Freedom as non-domination is a negative concept because it offers the absence of something. While the liberal conception of freedom valued the absence of interference, Pettit claims that his approach as the absence of domination provides a broader meaning. Domination, for Pettit, is simply an interference on an arbitrary basis. So, Pettit’s definition of freedom broadens concerning the liberal conception by eliminating some forms of interference. To put it differently, if an interference is not injected on an arbitrary basis, then it is not exerting domination. Such a definition allows for freedom within a framework of non-arbitrary laws.
Freedom as non-domination is also a positive concept because it relies on active citizenship. However, the essence of active citizenship (positive freedom) differentiates it from Berlin’s demonization. Berlin refers to positive freedoms as civic humanists understand them. Republican thinkers valued active citizenship immensely due to its pivotal role in securing freedom.
Unlike defendants of civic humanists, such as Hans Baron (1955), John Greville Agard Pocock (1975), Hannah Arendt (1993) and Iseult Honohan (2002), republican thinkers regarded civic citizenship as a consequential ideal. In other words, participating in political activity was understood by republican thinkers to be instrumental in securing freedom. On the other hand, civic humanists valued political participation as an end without any additional “required” purpose. The difference between the two approaches is critical because this distinction established the new idea of non-dominating interference (non-arbitrary interference) within the concept of republican freedom.
Bitcoin freedom is not liberal freedom because it offers more than just the absence of central authority and its interference. Security and ownership of data/value by administering the mechanisms of a trustless, transparent and decentralized system are the fundamental positive freedoms of Bitcoin. Furthermore, the availability of participating in the governance of the Bitcoin blockchain without any permission is another core positive freedom of Bitcoin. If we define Bitcoin freedom just as in the liberal sense (non-interference), we leave out the other half (positive freedoms), which helps secure the former.
- Arendt, H. 1993, “What Is Freedom?” in “Between Past And Future: Eight Exercises In Political Thought,” Penguin Books, New York.
- Baron, H. 1955, “Crisis Of The Early Italian Renaissance,” Princeton University Press, Princeton, N.J.
- Berlin, I. 1969, “Two Concepts Of Liberty,” in “Four Essays On Liberty,” Oxford University Press, London.
- Carter, I. 2016, “Positive And Negative Liberty,” The Stanford Encyclopedia Of Philosophy (Fall 2016 Edition), Edward N. Zalta (ed.), URL = <https://plato.stanford.edu/archives/fall2016/entries/liberty-positive-negative/>.
- Honohan, I. 2002, “Civic Republicanism,” Routledge, London.

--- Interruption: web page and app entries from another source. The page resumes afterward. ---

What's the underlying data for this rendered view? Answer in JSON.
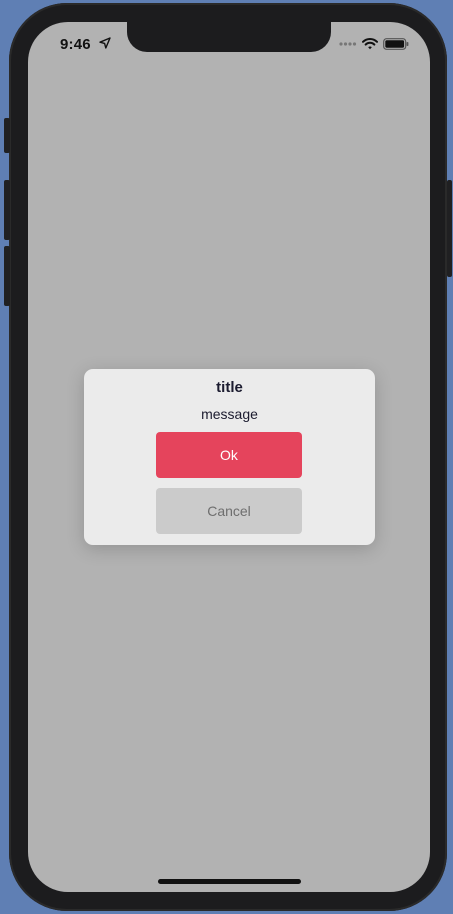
{
  "status_bar": {
    "time": "9:46",
    "icons": [
      "location-arrow-icon",
      "cellular-signal-icon",
      "wifi-icon",
      "battery-icon"
    ]
  },
  "dialog": {
    "title": "title",
    "message": "message",
    "ok_label": "Ok",
    "cancel_label": "Cancel"
  },
  "colors": {
    "overlay": "#b2b2b2",
    "dialog_background": "#ebebeb",
    "ok_button": "#e5445c",
    "cancel_button": "#cbcbcb",
    "text": "#1b1b2f"
  }
}
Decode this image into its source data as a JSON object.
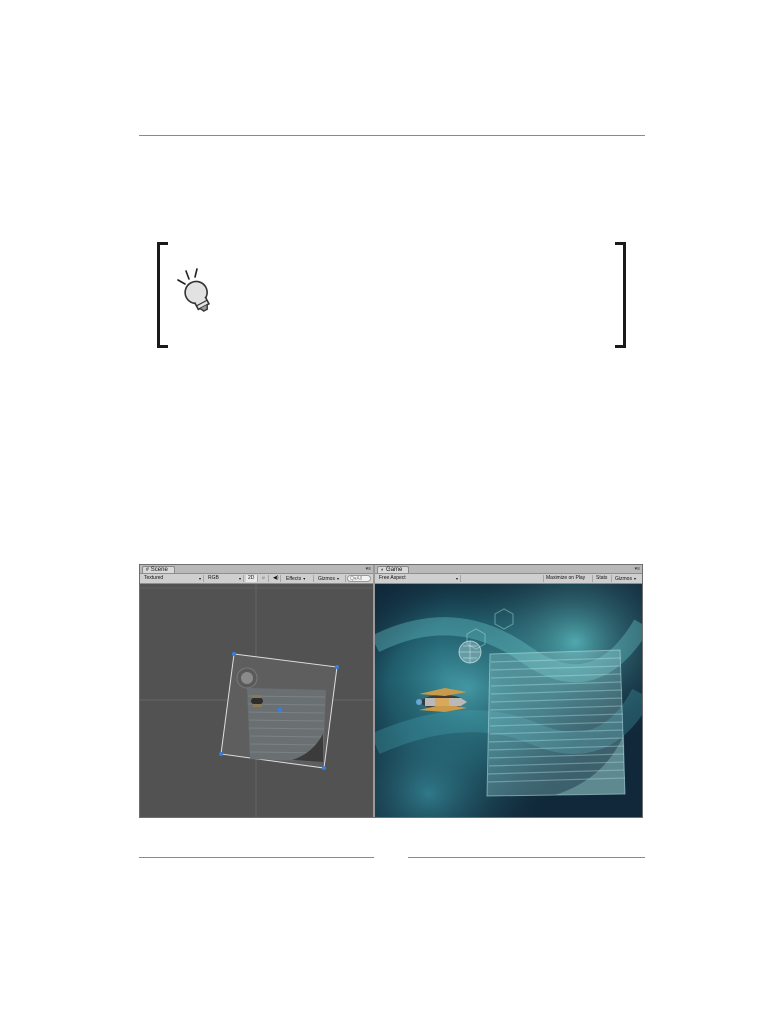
{
  "scene_panel": {
    "tab_label": "Scene",
    "tab_icon": "scene-icon",
    "toolbar": {
      "shading_mode": "Textured",
      "render_mode": "RGB",
      "mode_2d": "2D",
      "effects": "Effects",
      "gizmos": "Gizmos",
      "search_placeholder": "Q▾All"
    }
  },
  "game_panel": {
    "tab_label": "Game",
    "tab_icon": "game-icon",
    "toolbar": {
      "aspect": "Free Aspect",
      "maximize_on_play": "Maximize on Play",
      "stats": "Stats",
      "gizmos": "Gizmos"
    }
  },
  "icons": {
    "tip": "lightbulb-icon",
    "lighting": "sun-icon",
    "audio": "speaker-icon",
    "dropdown": "chevron-down-icon"
  },
  "colors": {
    "scene_bg": "#515151",
    "selection": "#dcdcdc",
    "handle": "#3a7de0",
    "nebula": "#3aa6b0"
  }
}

- Pettit, P. 2002, “Republicanism: A Theory Of Freedom And Government,” Oxford University Press, Oxford.
- Pocock, J. G. A. 1975, “The Machiavellian Moment: Florentine Political Thought And The Atlantic Republican Tradition,” Princeton University Press, Princeton, N.J.
- Skinner, Q. 2002, “A Third Concept of Liberty.” Proceedings of the British Academy, 117(237): pp. 237–268.
This is a guest post by Burak Tamaç. Opinions expressed are entirely their own and do not necessarily reflect those of BTC Inc or Bitcoin Magazine.